[Data section — start]

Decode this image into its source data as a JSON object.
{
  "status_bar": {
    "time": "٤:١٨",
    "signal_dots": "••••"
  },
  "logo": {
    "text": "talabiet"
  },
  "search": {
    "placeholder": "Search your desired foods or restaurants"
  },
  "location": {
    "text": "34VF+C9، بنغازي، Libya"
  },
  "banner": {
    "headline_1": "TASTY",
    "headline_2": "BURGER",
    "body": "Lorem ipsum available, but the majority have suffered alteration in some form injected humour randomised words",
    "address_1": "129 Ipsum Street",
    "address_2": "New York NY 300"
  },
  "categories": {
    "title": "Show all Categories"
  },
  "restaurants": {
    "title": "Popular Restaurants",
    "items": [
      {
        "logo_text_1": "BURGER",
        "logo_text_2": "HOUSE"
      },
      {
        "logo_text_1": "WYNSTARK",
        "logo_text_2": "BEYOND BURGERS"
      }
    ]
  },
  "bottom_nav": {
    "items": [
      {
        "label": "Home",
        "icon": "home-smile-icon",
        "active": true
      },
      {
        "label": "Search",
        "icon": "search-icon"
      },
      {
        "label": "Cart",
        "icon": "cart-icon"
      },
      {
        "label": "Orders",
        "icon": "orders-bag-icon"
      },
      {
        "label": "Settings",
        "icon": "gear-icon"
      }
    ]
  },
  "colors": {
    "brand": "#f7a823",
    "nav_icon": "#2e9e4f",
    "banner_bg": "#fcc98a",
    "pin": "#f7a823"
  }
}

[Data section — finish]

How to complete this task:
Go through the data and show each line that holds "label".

Written response:
        "label": "Home",
        "label": "Search",
        "label": "Cart",
        "label": "Orders",
        "label": "Settings",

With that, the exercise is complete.